● **WHAT IS REQUIRED**
Would you repeat all of the records underneath, exactly as written?

● **THE INPUT**
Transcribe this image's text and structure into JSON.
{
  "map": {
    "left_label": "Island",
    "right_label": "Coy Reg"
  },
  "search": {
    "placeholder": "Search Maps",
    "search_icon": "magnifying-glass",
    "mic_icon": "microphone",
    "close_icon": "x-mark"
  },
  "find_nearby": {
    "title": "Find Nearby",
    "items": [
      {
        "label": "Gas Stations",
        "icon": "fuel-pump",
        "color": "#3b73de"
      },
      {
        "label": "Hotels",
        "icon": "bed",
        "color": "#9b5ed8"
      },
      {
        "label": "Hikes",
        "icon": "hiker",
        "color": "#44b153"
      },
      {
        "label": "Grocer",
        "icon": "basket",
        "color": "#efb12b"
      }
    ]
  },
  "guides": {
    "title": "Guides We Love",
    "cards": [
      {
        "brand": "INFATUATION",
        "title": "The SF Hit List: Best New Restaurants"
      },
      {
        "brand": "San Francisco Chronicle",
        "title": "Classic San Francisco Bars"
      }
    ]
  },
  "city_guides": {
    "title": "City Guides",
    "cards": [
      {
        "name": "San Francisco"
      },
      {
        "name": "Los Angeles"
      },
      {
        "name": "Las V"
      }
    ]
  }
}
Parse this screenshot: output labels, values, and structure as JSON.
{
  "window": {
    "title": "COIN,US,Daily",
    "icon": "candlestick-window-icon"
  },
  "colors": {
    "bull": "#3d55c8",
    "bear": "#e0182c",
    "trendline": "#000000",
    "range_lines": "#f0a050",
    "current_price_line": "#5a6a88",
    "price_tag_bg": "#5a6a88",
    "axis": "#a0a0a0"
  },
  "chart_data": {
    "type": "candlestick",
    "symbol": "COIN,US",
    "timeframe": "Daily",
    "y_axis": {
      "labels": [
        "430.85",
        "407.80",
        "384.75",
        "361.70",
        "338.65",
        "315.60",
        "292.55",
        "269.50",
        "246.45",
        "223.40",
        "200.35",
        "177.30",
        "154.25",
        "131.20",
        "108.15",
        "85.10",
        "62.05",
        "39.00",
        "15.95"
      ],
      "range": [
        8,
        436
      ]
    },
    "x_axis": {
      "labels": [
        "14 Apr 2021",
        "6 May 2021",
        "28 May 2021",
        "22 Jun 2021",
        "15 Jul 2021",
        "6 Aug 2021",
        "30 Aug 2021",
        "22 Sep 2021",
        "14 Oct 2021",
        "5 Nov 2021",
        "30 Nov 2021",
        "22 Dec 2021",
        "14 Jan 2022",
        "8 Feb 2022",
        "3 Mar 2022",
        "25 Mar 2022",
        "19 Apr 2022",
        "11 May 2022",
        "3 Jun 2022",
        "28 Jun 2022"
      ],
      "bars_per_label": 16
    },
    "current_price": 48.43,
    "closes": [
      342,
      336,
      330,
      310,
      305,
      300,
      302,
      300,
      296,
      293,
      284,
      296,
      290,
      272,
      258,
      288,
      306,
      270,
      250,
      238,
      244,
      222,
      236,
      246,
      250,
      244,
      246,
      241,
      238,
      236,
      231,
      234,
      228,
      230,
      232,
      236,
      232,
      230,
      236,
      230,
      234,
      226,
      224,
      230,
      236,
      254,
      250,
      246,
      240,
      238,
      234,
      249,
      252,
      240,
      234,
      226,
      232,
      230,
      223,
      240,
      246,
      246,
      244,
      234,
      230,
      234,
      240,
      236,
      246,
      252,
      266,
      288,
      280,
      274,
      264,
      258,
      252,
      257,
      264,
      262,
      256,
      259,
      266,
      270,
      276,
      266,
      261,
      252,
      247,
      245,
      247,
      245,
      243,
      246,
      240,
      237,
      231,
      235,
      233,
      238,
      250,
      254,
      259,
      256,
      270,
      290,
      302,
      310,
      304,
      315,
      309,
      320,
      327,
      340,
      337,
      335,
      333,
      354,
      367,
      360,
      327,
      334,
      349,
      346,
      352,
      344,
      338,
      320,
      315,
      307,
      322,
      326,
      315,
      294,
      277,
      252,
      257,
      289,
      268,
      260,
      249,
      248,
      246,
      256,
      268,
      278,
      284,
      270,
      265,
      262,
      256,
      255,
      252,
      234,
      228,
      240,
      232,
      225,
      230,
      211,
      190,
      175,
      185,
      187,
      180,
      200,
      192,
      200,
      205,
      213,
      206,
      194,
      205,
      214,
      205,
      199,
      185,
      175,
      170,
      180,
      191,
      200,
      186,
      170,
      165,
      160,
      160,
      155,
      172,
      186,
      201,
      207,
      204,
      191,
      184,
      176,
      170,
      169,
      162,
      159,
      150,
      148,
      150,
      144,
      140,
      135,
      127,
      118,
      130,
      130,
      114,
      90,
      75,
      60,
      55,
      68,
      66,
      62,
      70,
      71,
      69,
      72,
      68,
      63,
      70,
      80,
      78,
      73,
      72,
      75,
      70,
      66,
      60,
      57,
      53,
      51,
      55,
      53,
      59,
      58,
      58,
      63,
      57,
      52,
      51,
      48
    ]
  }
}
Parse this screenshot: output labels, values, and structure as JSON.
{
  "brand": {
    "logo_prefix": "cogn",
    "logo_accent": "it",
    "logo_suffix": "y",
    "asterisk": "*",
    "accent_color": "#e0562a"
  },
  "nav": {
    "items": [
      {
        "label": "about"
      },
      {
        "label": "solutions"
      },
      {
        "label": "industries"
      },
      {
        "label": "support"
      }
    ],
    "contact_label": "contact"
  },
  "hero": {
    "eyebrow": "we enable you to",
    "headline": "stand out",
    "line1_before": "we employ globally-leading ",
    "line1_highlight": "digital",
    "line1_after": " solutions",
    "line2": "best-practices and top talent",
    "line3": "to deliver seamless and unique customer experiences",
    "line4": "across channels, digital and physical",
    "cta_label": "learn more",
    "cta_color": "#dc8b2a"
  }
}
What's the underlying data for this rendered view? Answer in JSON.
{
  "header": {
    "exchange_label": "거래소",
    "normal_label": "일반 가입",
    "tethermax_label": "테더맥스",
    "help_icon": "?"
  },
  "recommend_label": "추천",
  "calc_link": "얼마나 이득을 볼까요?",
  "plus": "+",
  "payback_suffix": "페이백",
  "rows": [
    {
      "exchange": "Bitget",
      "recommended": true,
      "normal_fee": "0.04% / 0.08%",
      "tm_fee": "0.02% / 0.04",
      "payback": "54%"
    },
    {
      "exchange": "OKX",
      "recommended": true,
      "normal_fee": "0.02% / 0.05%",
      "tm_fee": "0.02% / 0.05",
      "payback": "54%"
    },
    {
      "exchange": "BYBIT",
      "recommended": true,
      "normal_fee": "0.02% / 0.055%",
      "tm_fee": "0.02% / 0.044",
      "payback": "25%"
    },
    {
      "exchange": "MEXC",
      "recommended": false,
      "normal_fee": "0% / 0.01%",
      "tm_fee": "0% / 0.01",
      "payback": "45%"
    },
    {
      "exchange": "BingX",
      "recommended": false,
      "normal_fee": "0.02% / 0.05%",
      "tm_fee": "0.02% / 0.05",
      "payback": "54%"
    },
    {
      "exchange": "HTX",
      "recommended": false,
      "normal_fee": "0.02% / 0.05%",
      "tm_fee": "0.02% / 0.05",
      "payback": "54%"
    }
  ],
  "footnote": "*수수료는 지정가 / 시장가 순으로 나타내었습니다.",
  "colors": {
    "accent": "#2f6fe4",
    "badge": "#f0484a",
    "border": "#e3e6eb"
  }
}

● **SOLUTION TO THIS TASK**
Transcribe this image's text and structure into JSON.
{
  "map": {
    "left_label": "Island",
    "right_label": "Coy Reg"
  },
  "search": {
    "placeholder": "Search Maps",
    "search_icon": "magnifying-glass",
    "mic_icon": "microphone",
    "close_icon": "x-mark"
  },
  "find_nearby": {
    "title": "Find Nearby",
    "items": [
      {
        "label": "Gas Stations",
        "icon": "fuel-pump",
        "color": "#3b73de"
      },
      {
        "label": "Hotels",
        "icon": "bed",
        "color": "#9b5ed8"
      },
      {
        "label": "Hikes",
        "icon": "hiker",
        "color": "#44b153"
      },
      {
        "label": "Grocer",
        "icon": "basket",
        "color": "#efb12b"
      }
    ]
  },
  "guides": {
    "title": "Guides We Love",
    "cards": [
      {
        "brand": "INFATUATION",
        "title": "The SF Hit List: Best New Restaurants"
      },
      {
        "brand": "San Francisco Chronicle",
        "title": "Classic San Francisco Bars"
      }
    ]
  },
  "city_guides": {
    "title": "City Guides",
    "cards": [
      {
        "name": "San Francisco"
      },
      {
        "name": "Los Angeles"
      },
      {
        "name": "Las V"
      }
    ]
  }
}
Parse this screenshot: output labels, values, and structure as JSON.
{
  "window": {
    "title": "COIN,US,Daily",
    "icon": "candlestick-window-icon"
  },
  "colors": {
    "bull": "#3d55c8",
    "bear": "#e0182c",
    "trendline": "#000000",
    "range_lines": "#f0a050",
    "current_price_line": "#5a6a88",
    "price_tag_bg": "#5a6a88",
    "axis": "#a0a0a0"
  },
  "chart_data": {
    "type": "candlestick",
    "symbol": "COIN,US",
    "timeframe": "Daily",
    "y_axis": {
      "labels": [
        "430.85",
        "407.80",
        "384.75",
        "361.70",
        "338.65",
        "315.60",
        "292.55",
        "269.50",
        "246.45",
        "223.40",
        "200.35",
        "177.30",
        "154.25",
        "131.20",
        "108.15",
        "85.10",
        "62.05",
        "39.00",
        "15.95"
      ],
      "range": [
        8,
        436
      ]
    },
    "x_axis": {
      "labels": [
        "14 Apr 2021",
        "6 May 2021",
        "28 May 2021",
        "22 Jun 2021",
        "15 Jul 2021",
        "6 Aug 2021",
        "30 Aug 2021",
        "22 Sep 2021",
        "14 Oct 2021",
        "5 Nov 2021",
        "30 Nov 2021",
        "22 Dec 2021",
        "14 Jan 2022",
        "8 Feb 2022",
        "3 Mar 2022",
        "25 Mar 2022",
        "19 Apr 2022",
        "11 May 2022",
        "3 Jun 2022",
        "28 Jun 2022"
      ],
      "bars_per_label": 16
    },
    "current_price": 48.43,
    "closes": [
      342,
      336,
      330,
      310,
      305,
      300,
      302,
      300,
      296,
      293,
      284,
      296,
      290,
      272,
      258,
      288,
      306,
      270,
      250,
      238,
      244,
      222,
      236,
      246,
      250,
      244,
      246,
      241,
      238,
      236,
      231,
      234,
      228,
      230,
      232,
      236,
      232,
      230,
      236,
      230,
      234,
      226,
      224,
      230,
      236,
      254,
      250,
      246,
      240,
      238,
      234,
      249,
      252,
      240,
      234,
      226,
      232,
      230,
      223,
      240,
      246,
      246,
      244,
      234,
      230,
      234,
      240,
      236,
      246,
      252,
      266,
      288,
      280,
      274,
      264,
      258,
      252,
      257,
      264,
      262,
      256,
      259,
      266,
      270,
      276,
      266,
      261,
      252,
      247,
      245,
      247,
      245,
      243,
      246,
      240,
      237,
      231,
      235,
      233,
      238,
      250,
      254,
      259,
      256,
      270,
      290,
      302,
      310,
      304,
      315,
      309,
      320,
      327,
      340,
      337,
      335,
      333,
      354,
      367,
      360,
      327,
      334,
      349,
      346,
      352,
      344,
      338,
      320,
      315,
      307,
      322,
      326,
      315,
      294,
      277,
      252,
      257,
      289,
      268,
      260,
      249,
      248,
      246,
      256,
      268,
      278,
      284,
      270,
      265,
      262,
      256,
      255,
      252,
      234,
      228,
      240,
      232,
      225,
      230,
      211,
      190,
      175,
      185,
      187,
      180,
      200,
      192,
      200,
      205,
      213,
      206,
      194,
      205,
      214,
      205,
      199,
      185,
      175,
      170,
      180,
      191,
      200,
      186,
      170,
      165,
      160,
      160,
      155,
      172,
      186,
      201,
      207,
      204,
      191,
      184,
      176,
      170,
      169,
      162,
      159,
      150,
      148,
      150,
      144,
      140,
      135,
      127,
      118,
      130,
      130,
      114,
      90,
      75,
      60,
      55,
      68,
      66,
      62,
      70,
      71,
      69,
      72,
      68,
      63,
      70,
      80,
      78,
      73,
      72,
      75,
      70,
      66,
      60,
      57,
      53,
      51,
      55,
      53,
      59,
      58,
      58,
      63,
      57,
      52,
      51,
      48
    ]
  }
}
Parse this screenshot: output labels, values, and structure as JSON.
{
  "brand": {
    "logo_prefix": "cogn",
    "logo_accent": "it",
    "logo_suffix": "y",
    "asterisk": "*",
    "accent_color": "#e0562a"
  },
  "nav": {
    "items": [
      {
        "label": "about"
      },
      {
        "label": "solutions"
      },
      {
        "label": "industries"
      },
      {
        "label": "support"
      }
    ],
    "contact_label": "contact"
  },
  "hero": {
    "eyebrow": "we enable you to",
    "headline": "stand out",
    "line1_before": "we employ globally-leading ",
    "line1_highlight": "digital",
    "line1_after": " solutions",
    "line2": "best-practices and top talent",
    "line3": "to deliver seamless and unique customer experiences",
    "line4": "across channels, digital and physical",
    "cta_label": "learn more",
    "cta_color": "#dc8b2a"
  }
}
What's the underlying data for this rendered view? Answer in JSON.
{
  "header": {
    "exchange_label": "거래소",
    "normal_label": "일반 가입",
    "tethermax_label": "테더맥스",
    "help_icon": "?"
  },
  "recommend_label": "추천",
  "calc_link": "얼마나 이득을 볼까요?",
  "plus": "+",
  "payback_suffix": "페이백",
  "rows": [
    {
      "exchange": "Bitget",
      "recommended": true,
      "normal_fee": "0.04% / 0.08%",
      "tm_fee": "0.02% / 0.04",
      "payback": "54%"
    },
    {
      "exchange": "OKX",
      "recommended": true,
      "normal_fee": "0.02% / 0.05%",
      "tm_fee": "0.02% / 0.05",
      "payback": "54%"
    },
    {
      "exchange": "BYBIT",
      "recommended": true,
      "normal_fee": "0.02% / 0.055%",
      "tm_fee": "0.02% / 0.044",
      "payback": "25%"
    },
    {
      "exchange": "MEXC",
      "recommended": false,
      "normal_fee": "0% / 0.01%",
      "tm_fee": "0% / 0.01",
      "payback": "45%"
    },
    {
      "exchange": "BingX",
      "recommended": false,
      "normal_fee": "0.02% / 0.05%",
      "tm_fee": "0.02% / 0.05",
      "payback": "54%"
    },
    {
      "exchange": "HTX",
      "recommended": false,
      "normal_fee": "0.02% / 0.05%",
      "tm_fee": "0.02% / 0.05",
      "payback": "54%"
    }
  ],
  "footnote": "*수수료는 지정가 / 시장가 순으로 나타내었습니다.",
  "colors": {
    "accent": "#2f6fe4",
    "badge": "#f0484a",
    "border": "#e3e6eb"
  }
}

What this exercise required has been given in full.